The DOJ, in a letter to Judge Kaplan on Oct. 4, stated that Sam Bankman-Fried, the founder of FTX, cannot use the lack of clear regulatory frameworks in the cryptocurrency industry as a defense against the charges against him.
The DOJ asserted that SBF broke the law prohibiting the misappropriation of customer assets, irrespective of the absence of cryptocurrency exchange regulations. Therefore, it would mislead the defense to argue that SBF cannot be guilty because there were no laws prohibiting him from accessing customer funds.
The DOJ also mentioned that even if SBF could prove that other crypto exchanges were “pooling and reallocating customer funds,” this would not be a valid defense unless he could demonstrate that he knew about these practices and believed they were legal.

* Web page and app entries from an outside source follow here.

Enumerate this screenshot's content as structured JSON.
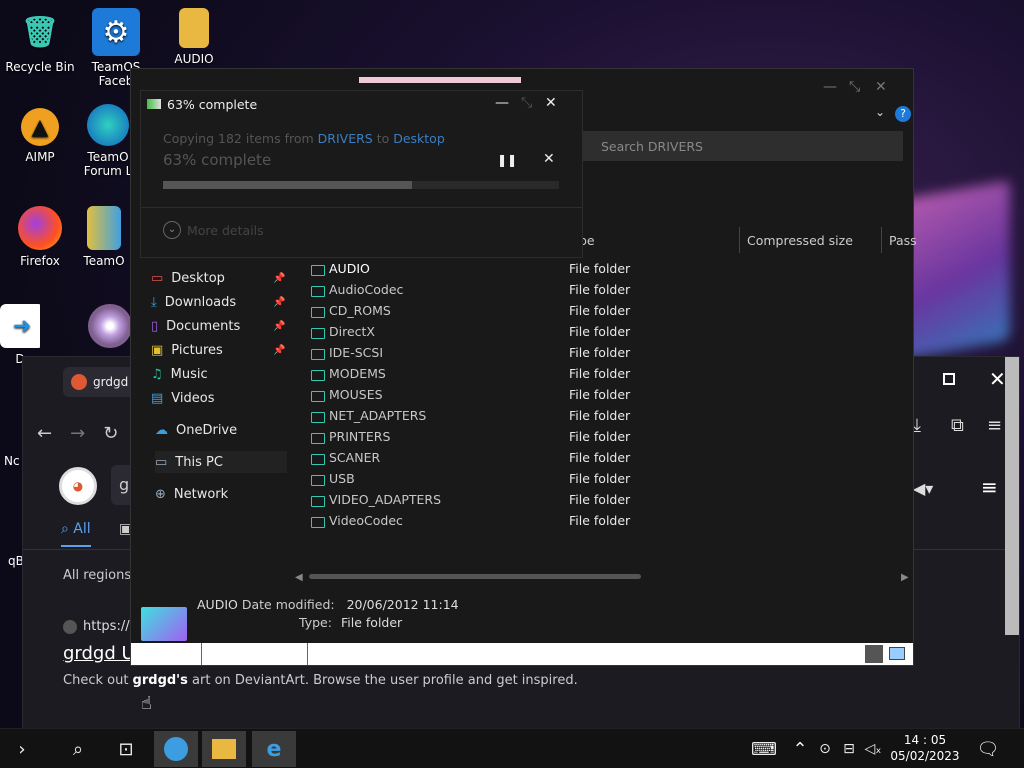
{
  "desktop": {
    "icons": [
      {
        "label": "Recycle Bin",
        "glyph": "🗑"
      },
      {
        "label": "TeamOS Faceb",
        "glyph": "⚙"
      },
      {
        "label": "AUDIO",
        "glyph": "📁"
      },
      {
        "label": "AIMP",
        "glyph": "▲"
      },
      {
        "label": "TeamO Forum L",
        "glyph": "◐"
      },
      {
        "label": "Firefox",
        "glyph": "◉"
      },
      {
        "label": "TeamO",
        "glyph": "▦"
      },
      {
        "label": "D",
        "glyph": "➜"
      },
      {
        "label": "Nc",
        "glyph": "▮"
      },
      {
        "label": "qB",
        "glyph": "◑"
      }
    ]
  },
  "browser": {
    "tab_title": "grdgd a",
    "search_query": "gr",
    "filter_all": "All",
    "regions": "All regions",
    "result_url": "https://",
    "result_title": "grdgd U",
    "result_snippet_pre": "Check out ",
    "result_snippet_bold": "grdgd's",
    "result_snippet_post": " art on DeviantArt. Browse the user profile and get inspired."
  },
  "explorer": {
    "search_placeholder": "Search DRIVERS",
    "columns": {
      "type": "pe",
      "compressed": "Compressed size",
      "pass": "Pass"
    },
    "sidebar": [
      {
        "label": "Desktop",
        "pinned": true
      },
      {
        "label": "Downloads",
        "pinned": true
      },
      {
        "label": "Documents",
        "pinned": true
      },
      {
        "label": "Pictures",
        "pinned": true
      },
      {
        "label": "Music",
        "pinned": false
      },
      {
        "label": "Videos",
        "pinned": false
      },
      {
        "label": "OneDrive",
        "pinned": false
      },
      {
        "label": "This PC",
        "pinned": false
      },
      {
        "label": "Network",
        "pinned": false
      }
    ],
    "files": [
      {
        "name": "AUDIO",
        "type": "File folder"
      },
      {
        "name": "AudioCodec",
        "type": "File folder"
      },
      {
        "name": "CD_ROMS",
        "type": "File folder"
      },
      {
        "name": "DirectX",
        "type": "File folder"
      },
      {
        "name": "IDE-SCSI",
        "type": "File folder"
      },
      {
        "name": "MODEMS",
        "type": "File folder"
      },
      {
        "name": "MOUSES",
        "type": "File folder"
      },
      {
        "name": "NET_ADAPTERS",
        "type": "File folder"
      },
      {
        "name": "PRINTERS",
        "type": "File folder"
      },
      {
        "name": "SCANER",
        "type": "File folder"
      },
      {
        "name": "USB",
        "type": "File folder"
      },
      {
        "name": "VIDEO_ADAPTERS",
        "type": "File folder"
      },
      {
        "name": "VideoCodec",
        "type": "File folder"
      }
    ],
    "details": {
      "name": "AUDIO",
      "modified_label": "Date modified:",
      "modified": "20/06/2012 11:14",
      "type_label": "Type:",
      "type": "File folder"
    }
  },
  "copy_dialog": {
    "title": "63% complete",
    "copying_pre": "Copying 182 items from ",
    "from": "DRIVERS",
    "to_word": " to ",
    "to": "Desktop",
    "progress_text": "63% complete",
    "progress": 0.63,
    "more_details": "More details"
  },
  "taskbar": {
    "time": "14 : 05",
    "date": "05/02/2023"
  },
  "colors": {
    "accent": "#3c9ee0",
    "folder": "#34c8b0"
  }
}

Meanwhile, the defendant is requesting the Court to reconsider or clarify paragraph 16 of the Order about the Government’s Motion concerning evidence about the FTX bankruptcy because he made limited opposition to the Government’s motion on this topic in footnote 7 of his opposition.
Footnote 7 of the defendant’s brief contended that “should the Government introduce evidence relating to the bankruptcy, the defense should be permitted to rebut the prejudicial inferences such evidence would occasion.”
However, the Government believes that the Court’s Order is clear, but to avoid any doubt, the Government has no objection to the defendant presenting admissible evidence regarding charitable or philanthropic efforts, as long as the evidence is presented for a proper purpose.
Many crypto firms, including Ripple and Coinbase, have criticized the lack of clear crypto regulations in the U.S. They have called on Congress to enact specific laws for the crypto industry.
The criminal trial of Sam Bankman-Fried began on Oct. 3 and is expected to last six weeks. He faces seven primary charges, including wire fraud, commodities fraud, securities fraud, money laundering, and conspiracy to defraud the Federal Election Commission.